Work item>
In the data below, work out how many lines include the string "CASH". Only the number should be given.

[Opening Records for the exercise section]

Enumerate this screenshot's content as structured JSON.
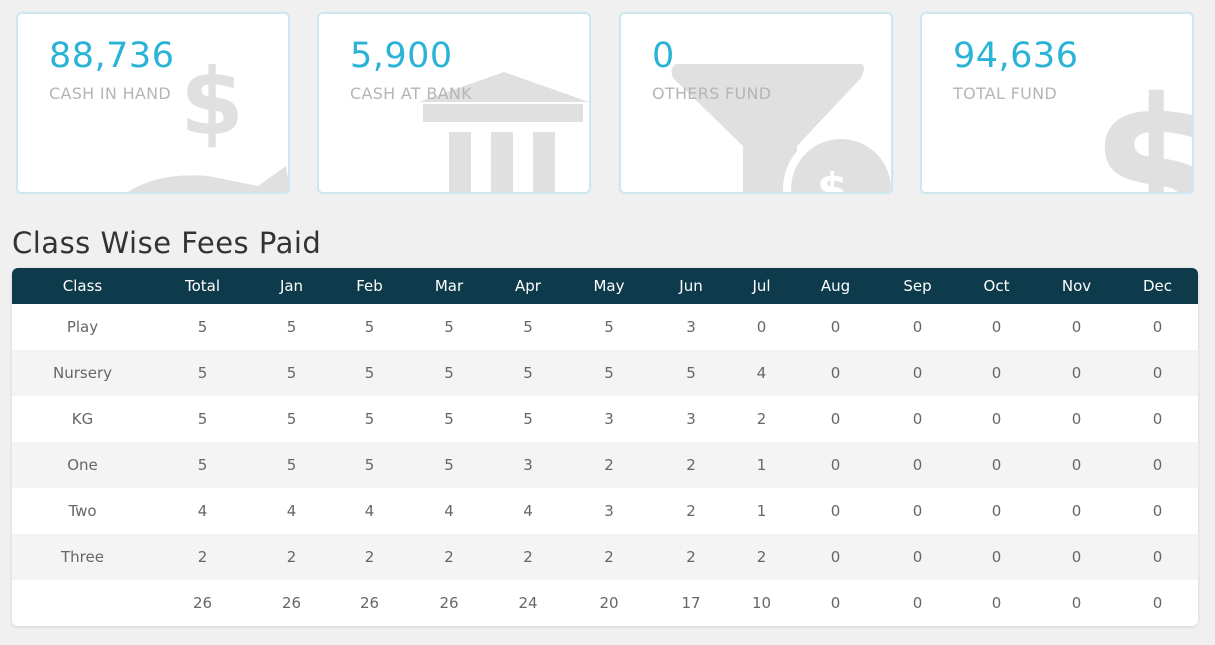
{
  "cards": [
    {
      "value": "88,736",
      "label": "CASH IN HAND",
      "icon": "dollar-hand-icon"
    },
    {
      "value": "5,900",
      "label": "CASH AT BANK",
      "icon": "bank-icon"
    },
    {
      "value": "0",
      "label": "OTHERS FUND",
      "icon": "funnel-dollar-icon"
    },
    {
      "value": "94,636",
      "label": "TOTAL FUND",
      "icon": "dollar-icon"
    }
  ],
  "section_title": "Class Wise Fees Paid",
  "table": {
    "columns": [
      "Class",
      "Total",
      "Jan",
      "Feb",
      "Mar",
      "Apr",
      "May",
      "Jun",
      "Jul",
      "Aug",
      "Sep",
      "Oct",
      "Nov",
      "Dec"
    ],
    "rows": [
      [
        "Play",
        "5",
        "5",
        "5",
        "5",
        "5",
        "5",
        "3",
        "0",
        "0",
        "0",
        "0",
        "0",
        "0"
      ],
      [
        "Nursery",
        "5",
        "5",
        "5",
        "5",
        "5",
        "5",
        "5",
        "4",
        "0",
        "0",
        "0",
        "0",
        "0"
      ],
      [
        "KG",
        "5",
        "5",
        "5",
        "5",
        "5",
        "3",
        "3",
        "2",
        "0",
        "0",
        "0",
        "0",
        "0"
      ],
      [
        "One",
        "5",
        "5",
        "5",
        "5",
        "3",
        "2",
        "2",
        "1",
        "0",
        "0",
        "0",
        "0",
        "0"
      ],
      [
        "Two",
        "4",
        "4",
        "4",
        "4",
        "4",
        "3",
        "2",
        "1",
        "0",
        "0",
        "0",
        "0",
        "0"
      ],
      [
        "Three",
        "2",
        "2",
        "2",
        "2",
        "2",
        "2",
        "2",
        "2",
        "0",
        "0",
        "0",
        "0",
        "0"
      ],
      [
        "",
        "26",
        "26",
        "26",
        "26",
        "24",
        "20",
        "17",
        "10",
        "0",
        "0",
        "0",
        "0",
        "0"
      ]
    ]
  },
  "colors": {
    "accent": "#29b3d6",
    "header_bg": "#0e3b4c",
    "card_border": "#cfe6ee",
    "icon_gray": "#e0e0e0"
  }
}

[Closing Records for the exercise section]
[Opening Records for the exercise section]

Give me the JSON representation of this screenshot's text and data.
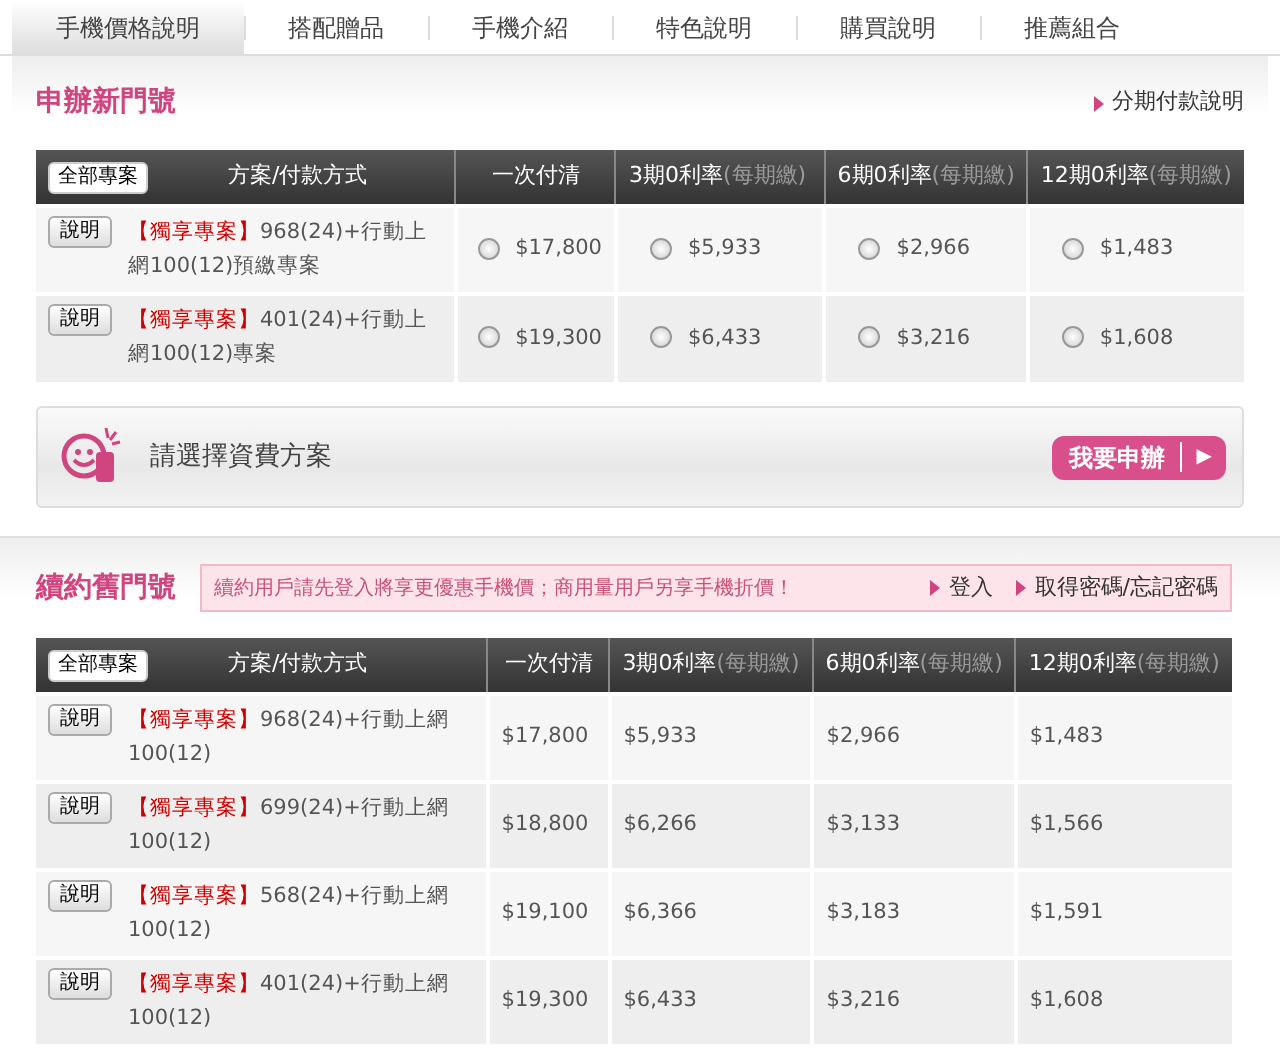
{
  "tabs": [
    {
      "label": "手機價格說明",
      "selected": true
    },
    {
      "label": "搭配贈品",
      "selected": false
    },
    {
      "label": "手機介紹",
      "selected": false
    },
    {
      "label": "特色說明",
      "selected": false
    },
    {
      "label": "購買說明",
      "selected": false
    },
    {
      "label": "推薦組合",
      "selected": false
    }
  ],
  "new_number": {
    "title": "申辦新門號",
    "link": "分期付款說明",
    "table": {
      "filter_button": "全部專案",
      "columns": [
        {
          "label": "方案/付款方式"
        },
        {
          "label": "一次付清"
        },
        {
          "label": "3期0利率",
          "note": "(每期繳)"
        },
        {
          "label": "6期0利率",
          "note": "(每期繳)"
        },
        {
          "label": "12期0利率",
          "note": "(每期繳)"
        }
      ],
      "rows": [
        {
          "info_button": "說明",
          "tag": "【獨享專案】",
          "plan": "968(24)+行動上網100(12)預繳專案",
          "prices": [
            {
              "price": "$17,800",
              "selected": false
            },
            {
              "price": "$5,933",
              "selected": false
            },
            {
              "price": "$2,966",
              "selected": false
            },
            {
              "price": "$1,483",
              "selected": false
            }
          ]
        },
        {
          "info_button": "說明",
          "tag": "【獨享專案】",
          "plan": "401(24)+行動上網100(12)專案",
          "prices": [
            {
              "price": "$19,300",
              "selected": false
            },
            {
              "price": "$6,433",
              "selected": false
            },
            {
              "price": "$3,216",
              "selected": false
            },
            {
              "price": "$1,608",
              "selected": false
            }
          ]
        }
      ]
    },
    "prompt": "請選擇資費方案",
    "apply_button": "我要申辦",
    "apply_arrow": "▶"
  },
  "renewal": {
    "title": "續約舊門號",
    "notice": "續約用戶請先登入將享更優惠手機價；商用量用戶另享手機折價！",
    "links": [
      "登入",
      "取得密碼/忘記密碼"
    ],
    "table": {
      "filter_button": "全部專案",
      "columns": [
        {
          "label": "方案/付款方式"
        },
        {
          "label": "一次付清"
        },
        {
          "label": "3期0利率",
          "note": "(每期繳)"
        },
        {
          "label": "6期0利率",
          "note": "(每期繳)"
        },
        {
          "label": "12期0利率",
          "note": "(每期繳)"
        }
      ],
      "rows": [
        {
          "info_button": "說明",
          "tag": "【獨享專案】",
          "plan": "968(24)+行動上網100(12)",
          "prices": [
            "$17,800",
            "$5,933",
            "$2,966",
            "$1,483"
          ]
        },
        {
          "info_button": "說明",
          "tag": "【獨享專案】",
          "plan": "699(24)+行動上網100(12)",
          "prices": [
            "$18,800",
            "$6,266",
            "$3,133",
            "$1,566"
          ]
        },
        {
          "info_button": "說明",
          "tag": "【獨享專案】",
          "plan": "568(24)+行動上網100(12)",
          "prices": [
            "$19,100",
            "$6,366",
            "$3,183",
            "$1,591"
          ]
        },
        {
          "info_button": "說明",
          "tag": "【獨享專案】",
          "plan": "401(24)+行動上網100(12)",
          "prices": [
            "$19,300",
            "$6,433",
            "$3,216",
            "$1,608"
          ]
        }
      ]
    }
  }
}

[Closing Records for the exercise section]

Response area>
2